《傲慢与偏见》(Pride and prejudice)是简·奥斯汀最早完成的作品.这部作品以日常生活为素材,一反当时社会上流行的感伤小说的内容和矫揉造作的写作方法,生动地反映了18世纪末到19世纪初处于保守和闭塞状态下的英国乡镇生活和世态人情.这部社会风情画式的小说不仅在当时吸引着广大的读者,时至今日,仍给读者以独特的艺术享受.
The whist party soon afterwards breaking up, the players gathered round the other table, and Mr. Collins took his station between his cousin Elizabeth and Mrs. Philips. -- The usual inquiries as to his success were made by the latter. It had not been very great; he had lost every point; but when Mrs. Philips began to express her concern thereupon, he assured her with much earnest gravity that it was not of the least importance, that he considered the money as a mere trifle, and begged she would not make herself uneasy.
"I know very well, madam," said he, "that when persons sit down to a card table, they must take their chance of these things, -- and happily I am not in such circumstances as to make five shillings any object. There are undoubtedly many who could not say the same, but thanks to Lady Catherine de Bourgh, I am removed far beyond the necessity of regarding little matters."
Mr. Wickham's attention was caught; and after observing Mr. Collins for a few moments, he asked Elizabeth in a low voice whether her relation were very intimately acquainted with the family of de Bourgh.
"Lady Catherine de Bourgh," she replied, "has very lately given him a living.
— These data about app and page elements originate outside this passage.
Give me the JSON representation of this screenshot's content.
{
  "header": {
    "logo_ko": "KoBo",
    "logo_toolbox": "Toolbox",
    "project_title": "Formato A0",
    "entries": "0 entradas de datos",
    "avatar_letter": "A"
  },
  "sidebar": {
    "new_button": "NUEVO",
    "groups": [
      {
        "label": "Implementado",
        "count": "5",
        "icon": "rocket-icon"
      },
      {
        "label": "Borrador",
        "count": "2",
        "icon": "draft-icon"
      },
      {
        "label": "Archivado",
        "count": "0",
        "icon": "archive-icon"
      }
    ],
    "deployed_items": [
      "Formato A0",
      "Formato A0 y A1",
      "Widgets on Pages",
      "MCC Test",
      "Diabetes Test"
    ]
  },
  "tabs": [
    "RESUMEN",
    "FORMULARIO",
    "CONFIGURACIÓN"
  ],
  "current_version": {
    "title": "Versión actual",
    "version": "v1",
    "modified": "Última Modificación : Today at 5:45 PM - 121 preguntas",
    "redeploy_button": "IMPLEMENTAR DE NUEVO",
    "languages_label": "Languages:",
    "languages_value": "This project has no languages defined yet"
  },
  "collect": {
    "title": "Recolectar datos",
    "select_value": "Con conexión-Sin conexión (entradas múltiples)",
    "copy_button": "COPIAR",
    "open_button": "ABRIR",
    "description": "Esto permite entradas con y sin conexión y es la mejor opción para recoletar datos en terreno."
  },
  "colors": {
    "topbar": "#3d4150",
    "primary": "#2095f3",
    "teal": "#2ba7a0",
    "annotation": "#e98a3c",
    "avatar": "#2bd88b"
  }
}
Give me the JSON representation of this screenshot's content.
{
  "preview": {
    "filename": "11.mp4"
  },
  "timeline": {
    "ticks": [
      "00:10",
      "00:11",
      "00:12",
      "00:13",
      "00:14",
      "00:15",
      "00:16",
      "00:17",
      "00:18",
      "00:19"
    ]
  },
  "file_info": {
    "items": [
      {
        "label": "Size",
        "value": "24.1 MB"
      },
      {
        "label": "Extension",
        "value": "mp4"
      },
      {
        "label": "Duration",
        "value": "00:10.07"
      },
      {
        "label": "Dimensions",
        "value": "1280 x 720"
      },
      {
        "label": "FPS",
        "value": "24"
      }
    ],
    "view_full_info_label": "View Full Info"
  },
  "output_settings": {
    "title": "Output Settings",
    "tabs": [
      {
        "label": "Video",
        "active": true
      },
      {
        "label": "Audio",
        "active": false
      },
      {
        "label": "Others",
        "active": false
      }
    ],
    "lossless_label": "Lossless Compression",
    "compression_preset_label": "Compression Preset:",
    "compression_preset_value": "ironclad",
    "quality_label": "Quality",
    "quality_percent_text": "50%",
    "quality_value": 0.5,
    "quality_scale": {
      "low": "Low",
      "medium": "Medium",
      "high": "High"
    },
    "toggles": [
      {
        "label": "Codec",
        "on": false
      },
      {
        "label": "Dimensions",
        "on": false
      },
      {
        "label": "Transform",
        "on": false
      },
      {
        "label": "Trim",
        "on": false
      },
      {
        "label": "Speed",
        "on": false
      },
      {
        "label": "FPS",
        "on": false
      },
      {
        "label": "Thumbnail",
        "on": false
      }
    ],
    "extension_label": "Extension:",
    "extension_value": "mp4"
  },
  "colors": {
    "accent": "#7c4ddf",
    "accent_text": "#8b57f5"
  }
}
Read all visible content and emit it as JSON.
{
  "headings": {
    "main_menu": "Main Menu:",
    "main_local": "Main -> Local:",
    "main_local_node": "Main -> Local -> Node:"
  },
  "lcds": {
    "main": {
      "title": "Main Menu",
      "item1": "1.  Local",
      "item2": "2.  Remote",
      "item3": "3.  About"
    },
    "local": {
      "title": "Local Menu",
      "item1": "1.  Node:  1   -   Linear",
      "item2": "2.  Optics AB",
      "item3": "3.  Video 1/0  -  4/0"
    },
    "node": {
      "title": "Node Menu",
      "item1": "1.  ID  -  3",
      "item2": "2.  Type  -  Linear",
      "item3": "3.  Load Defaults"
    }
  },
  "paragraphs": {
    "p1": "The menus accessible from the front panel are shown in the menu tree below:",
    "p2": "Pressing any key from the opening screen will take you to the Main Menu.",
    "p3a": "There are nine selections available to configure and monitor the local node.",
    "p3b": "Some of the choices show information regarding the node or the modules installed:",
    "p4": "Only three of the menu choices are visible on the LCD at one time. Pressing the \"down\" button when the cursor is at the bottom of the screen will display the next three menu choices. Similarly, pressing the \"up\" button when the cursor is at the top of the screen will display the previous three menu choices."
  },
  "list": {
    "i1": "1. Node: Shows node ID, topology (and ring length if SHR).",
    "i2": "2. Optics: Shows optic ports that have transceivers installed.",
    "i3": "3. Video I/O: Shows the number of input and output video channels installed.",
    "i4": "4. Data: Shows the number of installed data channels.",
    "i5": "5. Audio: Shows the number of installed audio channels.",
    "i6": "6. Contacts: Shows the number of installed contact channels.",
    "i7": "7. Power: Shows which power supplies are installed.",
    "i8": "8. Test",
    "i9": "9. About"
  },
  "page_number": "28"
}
I hardly know how Mr. Collins was first introduced to her notice, but he certainly has not known her long."
"You know of course that Lady Catherine de Bourgh and Lady Anne Darcy were sisters; consequently that she is aunt to the present Mr. Darcy."
"No, indeed, I did not. -- I knew nothing at all of Lady Catherine's connections. I never heard of her existence till the day before yesterday."
"Her daughter, Miss de Bourgh, will have a very large fortune, and it is believed that she and her cousin will unite the two estates."
This information made Elizabeth smile, as she thought of poor Miss Bingley. Vain indeed must be all her attentions, vain and useless her affection for his sister and her praise of himself, if he were already self-destined to another.
"Mr. Collins," said she, "speaks highly both of Lady Catherine and her daughter; but from some particulars that he has related of her ladyship, I suspect his gratitude misleads him, and that in spite of her being his patroness, she is an arrogant, conceited woman."
"I believe her to be both in a great degree," replied Wickham; "I have not seen her for many years, but I very well remember that I never liked her, and that her manners were dictatorial and insolent. She has the reputation of being remarkably sensible and clever; but I rather believe she derives part of her abilities from her rank and fortune, part from her authoritative manner, and the rest from the pride of her nephew, who chuses that every one connected with him should have an understanding of the first class."
Elizabeth allowed that he had given a very rational account of it, and they continued talking together with mutual satisfaction till supper put an end to cards; and gave the rest of the ladies their share of Mr. Wickham's attentions. There could be no conversation in the noise of Mrs. Philips's supper party, but his manners recommended him to every body. Whatever he said, was said well; and whatever he did, done gracefully. Elizabeth went away with her head full of him. She could think of nothing but of Mr. Wickham, and of what he had told her, all the way home; but there was not time for her even to mention his name as they went, for neither Lydia nor Mr. Collins were once silent. Lydia talked incessantly of lottery tickets, of the fish she had lost and the fish she had won, and Mr. Collins, in describing the civility of Mr. and Mrs. Philips, protesting that he did not in the least regard his losses at whist, enumerating all the dishes at supper, and repeatedly fearing that he crouded his cousins, had more to say than he could well manage before the carriage stopped at Longbourn House.